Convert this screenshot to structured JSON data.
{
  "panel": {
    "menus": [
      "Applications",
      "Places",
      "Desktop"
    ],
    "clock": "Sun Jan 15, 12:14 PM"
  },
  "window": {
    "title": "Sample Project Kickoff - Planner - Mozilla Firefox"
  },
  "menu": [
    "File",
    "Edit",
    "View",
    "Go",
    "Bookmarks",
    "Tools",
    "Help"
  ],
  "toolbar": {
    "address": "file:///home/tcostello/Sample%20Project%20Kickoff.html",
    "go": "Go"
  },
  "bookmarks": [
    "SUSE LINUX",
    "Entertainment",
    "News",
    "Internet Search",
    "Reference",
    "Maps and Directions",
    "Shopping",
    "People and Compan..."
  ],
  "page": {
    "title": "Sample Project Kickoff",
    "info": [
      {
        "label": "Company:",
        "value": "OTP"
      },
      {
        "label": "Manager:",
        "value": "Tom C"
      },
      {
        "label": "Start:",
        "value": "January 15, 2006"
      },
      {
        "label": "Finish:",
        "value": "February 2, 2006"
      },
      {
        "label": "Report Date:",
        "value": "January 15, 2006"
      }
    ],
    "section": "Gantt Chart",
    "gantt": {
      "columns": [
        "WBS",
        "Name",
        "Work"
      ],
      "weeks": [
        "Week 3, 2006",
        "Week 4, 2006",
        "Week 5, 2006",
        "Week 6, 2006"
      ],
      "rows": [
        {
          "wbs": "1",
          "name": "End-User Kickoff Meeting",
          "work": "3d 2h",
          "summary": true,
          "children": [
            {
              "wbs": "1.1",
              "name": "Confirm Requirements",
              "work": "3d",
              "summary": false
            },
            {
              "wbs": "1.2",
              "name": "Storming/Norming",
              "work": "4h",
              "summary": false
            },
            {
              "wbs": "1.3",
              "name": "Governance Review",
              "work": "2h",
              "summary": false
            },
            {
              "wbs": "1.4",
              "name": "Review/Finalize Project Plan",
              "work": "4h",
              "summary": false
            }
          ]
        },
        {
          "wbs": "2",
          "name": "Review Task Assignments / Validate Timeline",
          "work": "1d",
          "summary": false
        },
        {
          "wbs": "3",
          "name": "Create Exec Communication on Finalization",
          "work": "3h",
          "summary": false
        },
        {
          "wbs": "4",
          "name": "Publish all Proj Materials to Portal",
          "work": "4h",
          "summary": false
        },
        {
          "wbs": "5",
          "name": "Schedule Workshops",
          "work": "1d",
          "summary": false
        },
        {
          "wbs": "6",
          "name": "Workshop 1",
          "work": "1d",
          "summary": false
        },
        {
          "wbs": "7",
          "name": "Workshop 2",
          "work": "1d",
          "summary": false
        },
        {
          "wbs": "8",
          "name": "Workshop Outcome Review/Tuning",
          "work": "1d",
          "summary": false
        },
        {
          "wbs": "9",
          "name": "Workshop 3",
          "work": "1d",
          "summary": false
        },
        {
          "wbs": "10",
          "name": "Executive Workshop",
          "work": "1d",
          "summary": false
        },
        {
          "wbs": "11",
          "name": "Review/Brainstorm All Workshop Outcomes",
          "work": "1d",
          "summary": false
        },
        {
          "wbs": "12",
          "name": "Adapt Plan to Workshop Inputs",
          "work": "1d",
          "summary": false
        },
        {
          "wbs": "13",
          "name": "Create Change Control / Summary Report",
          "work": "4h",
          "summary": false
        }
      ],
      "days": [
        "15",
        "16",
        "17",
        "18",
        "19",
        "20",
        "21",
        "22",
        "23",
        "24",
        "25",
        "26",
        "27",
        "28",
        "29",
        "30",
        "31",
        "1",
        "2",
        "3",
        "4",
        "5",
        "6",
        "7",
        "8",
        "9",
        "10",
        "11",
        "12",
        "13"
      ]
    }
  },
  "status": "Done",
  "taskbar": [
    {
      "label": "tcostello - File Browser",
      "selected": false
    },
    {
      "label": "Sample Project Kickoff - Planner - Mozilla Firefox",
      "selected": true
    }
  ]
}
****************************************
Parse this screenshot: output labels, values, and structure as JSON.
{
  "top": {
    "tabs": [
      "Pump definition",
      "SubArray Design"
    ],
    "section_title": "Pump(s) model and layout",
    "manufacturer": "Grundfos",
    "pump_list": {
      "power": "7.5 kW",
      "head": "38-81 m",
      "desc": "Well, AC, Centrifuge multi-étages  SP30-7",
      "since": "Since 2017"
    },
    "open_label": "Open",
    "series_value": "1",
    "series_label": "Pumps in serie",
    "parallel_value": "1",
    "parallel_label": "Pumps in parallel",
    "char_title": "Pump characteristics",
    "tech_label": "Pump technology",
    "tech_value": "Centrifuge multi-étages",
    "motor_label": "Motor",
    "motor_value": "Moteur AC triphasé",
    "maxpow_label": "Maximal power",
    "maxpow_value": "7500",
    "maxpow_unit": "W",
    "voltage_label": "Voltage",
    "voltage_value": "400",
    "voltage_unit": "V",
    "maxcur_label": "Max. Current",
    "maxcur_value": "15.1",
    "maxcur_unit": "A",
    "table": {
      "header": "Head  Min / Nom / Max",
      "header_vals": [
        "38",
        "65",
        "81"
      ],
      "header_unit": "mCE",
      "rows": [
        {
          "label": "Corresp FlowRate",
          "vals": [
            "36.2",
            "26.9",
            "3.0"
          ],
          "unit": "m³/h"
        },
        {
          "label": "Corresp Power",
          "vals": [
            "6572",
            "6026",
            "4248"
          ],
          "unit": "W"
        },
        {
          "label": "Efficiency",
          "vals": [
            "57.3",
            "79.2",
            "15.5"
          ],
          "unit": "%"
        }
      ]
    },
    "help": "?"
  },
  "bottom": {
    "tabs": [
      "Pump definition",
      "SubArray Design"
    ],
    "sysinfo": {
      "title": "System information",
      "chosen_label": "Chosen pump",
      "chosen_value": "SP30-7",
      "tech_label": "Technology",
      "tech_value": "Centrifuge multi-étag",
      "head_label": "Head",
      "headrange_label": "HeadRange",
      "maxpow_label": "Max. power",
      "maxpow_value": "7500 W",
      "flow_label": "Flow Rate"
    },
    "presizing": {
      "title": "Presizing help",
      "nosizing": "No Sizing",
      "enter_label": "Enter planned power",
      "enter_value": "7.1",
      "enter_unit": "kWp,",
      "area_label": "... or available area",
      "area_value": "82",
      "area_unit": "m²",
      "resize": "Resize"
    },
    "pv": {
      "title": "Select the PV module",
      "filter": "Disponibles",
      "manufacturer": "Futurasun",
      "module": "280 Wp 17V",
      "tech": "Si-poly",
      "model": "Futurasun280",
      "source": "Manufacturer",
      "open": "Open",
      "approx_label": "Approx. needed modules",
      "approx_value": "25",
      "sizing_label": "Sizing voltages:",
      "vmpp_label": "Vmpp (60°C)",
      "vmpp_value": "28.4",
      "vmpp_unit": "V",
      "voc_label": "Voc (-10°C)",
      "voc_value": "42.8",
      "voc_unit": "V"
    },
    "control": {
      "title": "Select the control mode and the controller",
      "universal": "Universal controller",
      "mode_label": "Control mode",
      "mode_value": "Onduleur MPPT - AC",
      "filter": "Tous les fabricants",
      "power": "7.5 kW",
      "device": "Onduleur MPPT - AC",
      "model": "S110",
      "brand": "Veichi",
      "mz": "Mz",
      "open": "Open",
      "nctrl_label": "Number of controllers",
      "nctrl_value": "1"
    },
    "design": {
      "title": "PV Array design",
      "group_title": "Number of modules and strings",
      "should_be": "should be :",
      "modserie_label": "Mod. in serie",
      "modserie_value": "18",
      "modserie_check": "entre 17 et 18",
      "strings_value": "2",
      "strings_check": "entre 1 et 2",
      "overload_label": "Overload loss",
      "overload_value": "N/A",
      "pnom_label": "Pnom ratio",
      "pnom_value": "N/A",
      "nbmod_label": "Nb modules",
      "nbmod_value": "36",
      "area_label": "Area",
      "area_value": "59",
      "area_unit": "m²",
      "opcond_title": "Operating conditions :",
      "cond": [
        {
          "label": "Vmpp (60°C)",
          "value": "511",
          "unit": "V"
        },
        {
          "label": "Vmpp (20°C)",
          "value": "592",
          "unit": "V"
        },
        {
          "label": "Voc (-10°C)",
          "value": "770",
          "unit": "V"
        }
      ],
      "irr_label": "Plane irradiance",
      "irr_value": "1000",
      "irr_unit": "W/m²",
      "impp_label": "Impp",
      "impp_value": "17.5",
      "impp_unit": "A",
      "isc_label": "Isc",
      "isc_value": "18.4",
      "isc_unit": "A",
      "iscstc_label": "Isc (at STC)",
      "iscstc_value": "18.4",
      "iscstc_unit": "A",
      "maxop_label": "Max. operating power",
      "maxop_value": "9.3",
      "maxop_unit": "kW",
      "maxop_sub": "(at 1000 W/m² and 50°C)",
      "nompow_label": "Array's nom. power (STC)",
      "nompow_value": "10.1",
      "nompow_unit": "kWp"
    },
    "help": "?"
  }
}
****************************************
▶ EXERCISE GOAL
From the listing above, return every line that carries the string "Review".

▶ ANSWER
              "name": "Governance Review",
              "name": "Review/Finalize Project Plan",
          "name": "Review Task Assignments / Validate Timeline",
          "name": "Workshop Outcome Review/Tuning",
          "name": "Review/Brainstorm All Workshop Outcomes",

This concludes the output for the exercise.